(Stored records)
______________________________

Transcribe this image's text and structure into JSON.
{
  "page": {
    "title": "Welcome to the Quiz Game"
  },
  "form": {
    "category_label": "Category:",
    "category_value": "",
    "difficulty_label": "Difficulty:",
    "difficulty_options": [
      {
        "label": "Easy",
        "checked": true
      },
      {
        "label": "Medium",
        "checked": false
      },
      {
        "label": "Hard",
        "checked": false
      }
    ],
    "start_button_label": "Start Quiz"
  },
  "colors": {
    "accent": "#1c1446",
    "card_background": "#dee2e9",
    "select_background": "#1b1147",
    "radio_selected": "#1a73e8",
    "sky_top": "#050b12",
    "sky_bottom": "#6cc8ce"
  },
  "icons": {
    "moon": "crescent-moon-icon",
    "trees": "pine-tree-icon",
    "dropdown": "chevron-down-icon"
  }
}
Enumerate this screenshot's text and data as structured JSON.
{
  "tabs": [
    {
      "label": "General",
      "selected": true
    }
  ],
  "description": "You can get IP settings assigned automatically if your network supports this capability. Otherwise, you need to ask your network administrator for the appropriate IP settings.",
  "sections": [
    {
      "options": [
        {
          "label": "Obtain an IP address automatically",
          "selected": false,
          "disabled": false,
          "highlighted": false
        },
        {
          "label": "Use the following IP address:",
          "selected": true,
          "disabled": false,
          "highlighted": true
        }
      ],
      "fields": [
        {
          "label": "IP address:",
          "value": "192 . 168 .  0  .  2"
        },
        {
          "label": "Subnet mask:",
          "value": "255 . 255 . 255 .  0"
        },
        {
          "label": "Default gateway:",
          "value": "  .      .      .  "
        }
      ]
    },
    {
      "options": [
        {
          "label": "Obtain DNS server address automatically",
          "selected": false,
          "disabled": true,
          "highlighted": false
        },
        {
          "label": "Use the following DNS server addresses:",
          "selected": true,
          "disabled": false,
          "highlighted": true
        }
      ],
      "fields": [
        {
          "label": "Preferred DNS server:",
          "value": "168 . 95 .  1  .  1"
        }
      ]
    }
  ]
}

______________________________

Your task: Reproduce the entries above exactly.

Answer to this exercise:
Transcribe this image's text and structure into JSON.
{
  "page": {
    "title": "Welcome to the Quiz Game"
  },
  "form": {
    "category_label": "Category:",
    "category_value": "",
    "difficulty_label": "Difficulty:",
    "difficulty_options": [
      {
        "label": "Easy",
        "checked": true
      },
      {
        "label": "Medium",
        "checked": false
      },
      {
        "label": "Hard",
        "checked": false
      }
    ],
    "start_button_label": "Start Quiz"
  },
  "colors": {
    "accent": "#1c1446",
    "card_background": "#dee2e9",
    "select_background": "#1b1147",
    "radio_selected": "#1a73e8",
    "sky_top": "#050b12",
    "sky_bottom": "#6cc8ce"
  },
  "icons": {
    "moon": "crescent-moon-icon",
    "trees": "pine-tree-icon",
    "dropdown": "chevron-down-icon"
  }
}
Enumerate this screenshot's text and data as structured JSON.
{
  "tabs": [
    {
      "label": "General",
      "selected": true
    }
  ],
  "description": "You can get IP settings assigned automatically if your network supports this capability. Otherwise, you need to ask your network administrator for the appropriate IP settings.",
  "sections": [
    {
      "options": [
        {
          "label": "Obtain an IP address automatically",
          "selected": false,
          "disabled": false,
          "highlighted": false
        },
        {
          "label": "Use the following IP address:",
          "selected": true,
          "disabled": false,
          "highlighted": true
        }
      ],
      "fields": [
        {
          "label": "IP address:",
          "value": "192 . 168 .  0  .  2"
        },
        {
          "label": "Subnet mask:",
          "value": "255 . 255 . 255 .  0"
        },
        {
          "label": "Default gateway:",
          "value": "  .      .      .  "
        }
      ]
    },
    {
      "options": [
        {
          "label": "Obtain DNS server address automatically",
          "selected": false,
          "disabled": true,
          "highlighted": false
        },
        {
          "label": "Use the following DNS server addresses:",
          "selected": true,
          "disabled": false,
          "highlighted": true
        }
      ],
      "fields": [
        {
          "label": "Preferred DNS server:",
          "value": "168 . 95 .  1  .  1"
        }
      ]
    }
  ]
}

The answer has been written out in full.